(INFORMATION SHOWN begins)
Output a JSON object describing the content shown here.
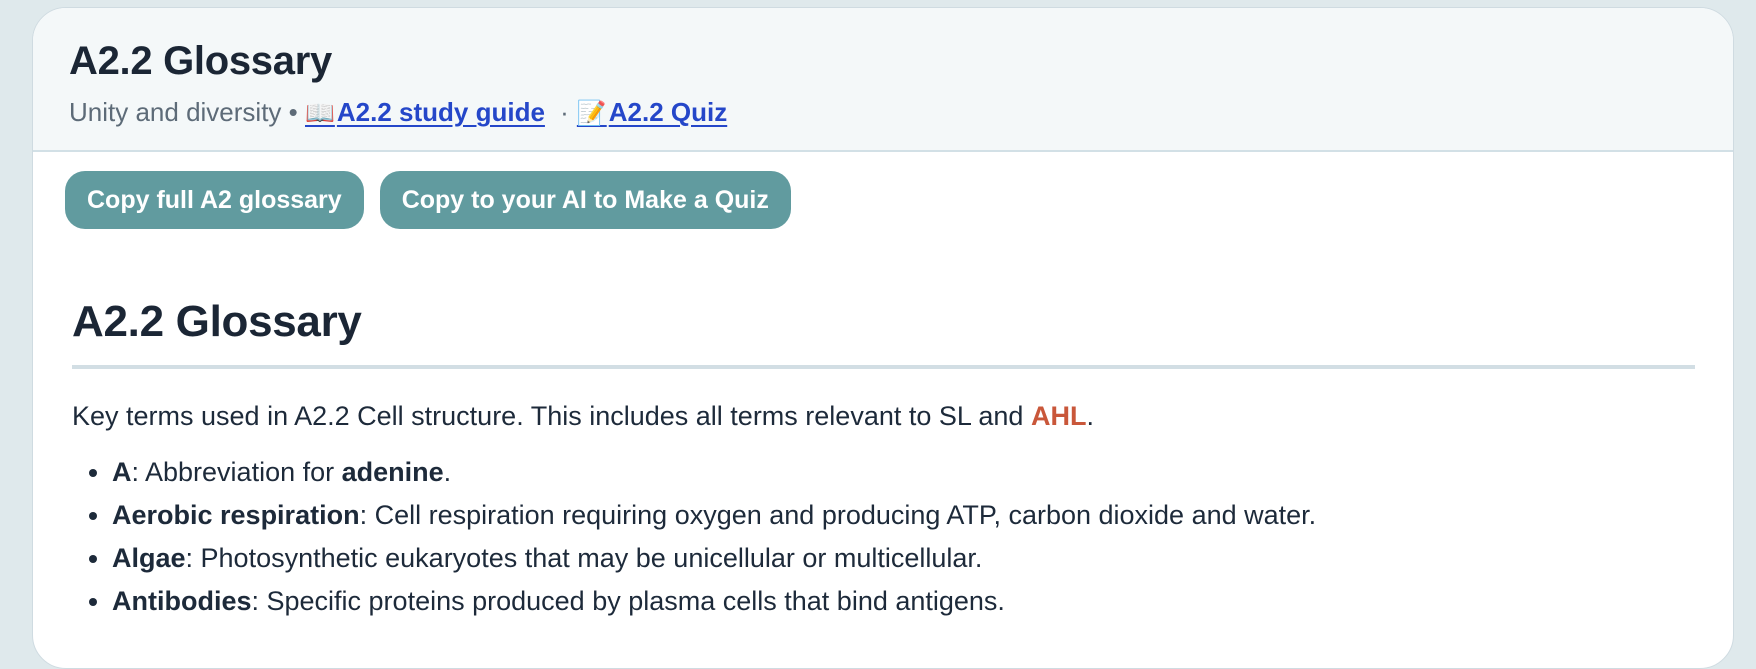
{
  "header": {
    "title": "A2.2 Glossary",
    "subtitle_text": "Unity and diversity",
    "bullet": "•",
    "dot": "·",
    "study_guide_emoji": "📖",
    "study_guide_link": "A2.2 study guide",
    "quiz_emoji": "📝",
    "quiz_link": "A2.2 Quiz"
  },
  "buttons": {
    "copy_glossary": "Copy full A2 glossary",
    "copy_ai_quiz": "Copy to your AI to Make a Quiz"
  },
  "content": {
    "heading": "A2.2 Glossary",
    "intro_before": "Key terms used in A2.2 Cell structure. This includes all terms relevant to SL and ",
    "intro_highlight": "AHL",
    "intro_after": ".",
    "terms": [
      {
        "term": "A",
        "def_before": ": Abbreviation for ",
        "def_bold": "adenine",
        "def_after": "."
      },
      {
        "term": "Aerobic respiration",
        "def": ": Cell respiration requiring oxygen and producing ATP, carbon dioxide and water."
      },
      {
        "term": "Algae",
        "def": ": Photosynthetic eukaryotes that may be unicellular or multicellular."
      },
      {
        "term": "Antibodies",
        "def": ": Specific proteins produced by plasma cells that bind antigens."
      }
    ]
  },
  "colors": {
    "page_background": "#dfe9ec",
    "header_background": "#f4f8f9",
    "button": "#619b9f",
    "link": "#2547c9",
    "ahl_highlight": "#c9573a"
  }
}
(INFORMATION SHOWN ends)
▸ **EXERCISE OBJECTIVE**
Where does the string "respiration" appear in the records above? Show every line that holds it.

▸ **YOUR SOLUTION**
        "term": "Aerobic respiration",
        "def": ": Cell respiration requiring oxygen and producing ATP, carbon dioxide and water."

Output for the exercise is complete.